_What the task asks_
Among the records below, find the lines that hold the word "screenshot" and report how many there are, with no other words.
### Input records ###
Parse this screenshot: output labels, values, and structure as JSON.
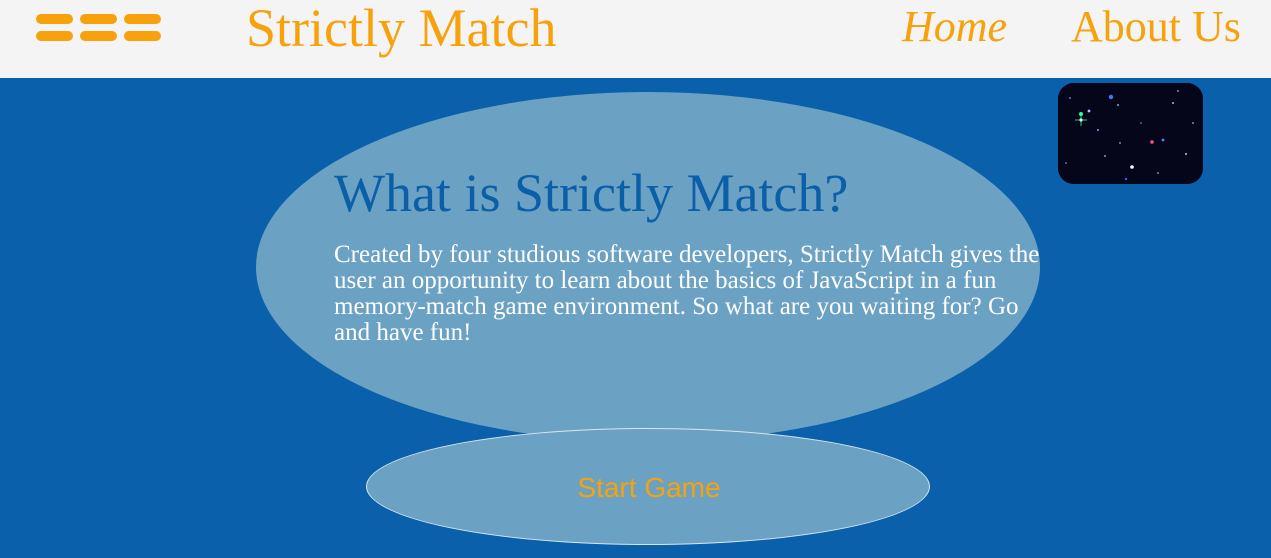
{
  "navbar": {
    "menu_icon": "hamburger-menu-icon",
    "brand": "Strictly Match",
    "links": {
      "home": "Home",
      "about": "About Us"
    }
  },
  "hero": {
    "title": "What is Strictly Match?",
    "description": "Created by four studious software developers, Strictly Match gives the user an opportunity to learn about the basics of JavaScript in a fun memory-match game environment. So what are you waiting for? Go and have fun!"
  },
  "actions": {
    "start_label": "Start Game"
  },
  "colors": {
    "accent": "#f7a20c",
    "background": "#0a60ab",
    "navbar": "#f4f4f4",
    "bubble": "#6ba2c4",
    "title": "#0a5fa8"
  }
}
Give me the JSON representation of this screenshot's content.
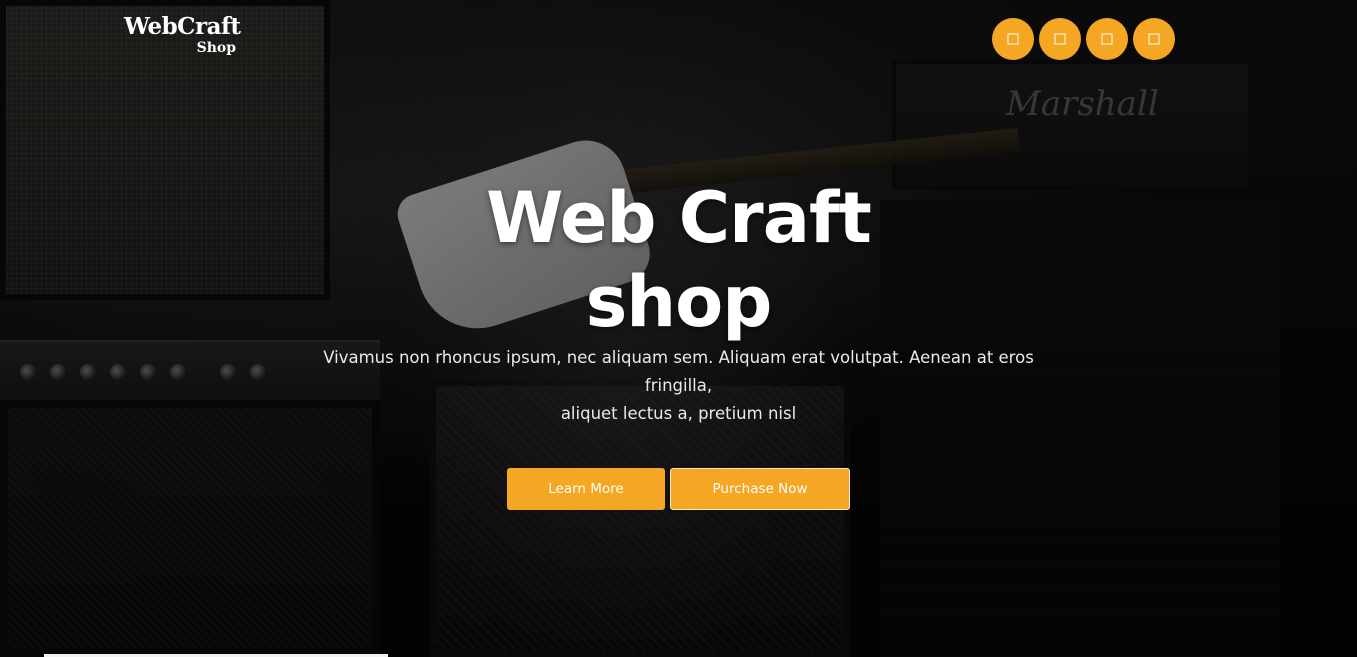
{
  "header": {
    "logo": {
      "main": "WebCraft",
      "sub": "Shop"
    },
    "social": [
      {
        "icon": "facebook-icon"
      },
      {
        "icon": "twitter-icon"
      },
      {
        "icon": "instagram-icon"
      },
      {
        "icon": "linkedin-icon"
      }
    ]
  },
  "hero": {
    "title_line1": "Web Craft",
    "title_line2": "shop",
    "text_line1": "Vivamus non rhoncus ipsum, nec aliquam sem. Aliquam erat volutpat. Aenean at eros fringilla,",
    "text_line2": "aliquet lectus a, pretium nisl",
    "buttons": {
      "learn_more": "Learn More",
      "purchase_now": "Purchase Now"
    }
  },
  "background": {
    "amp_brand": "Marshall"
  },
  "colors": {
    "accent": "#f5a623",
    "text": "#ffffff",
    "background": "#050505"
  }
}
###
_Task output_
2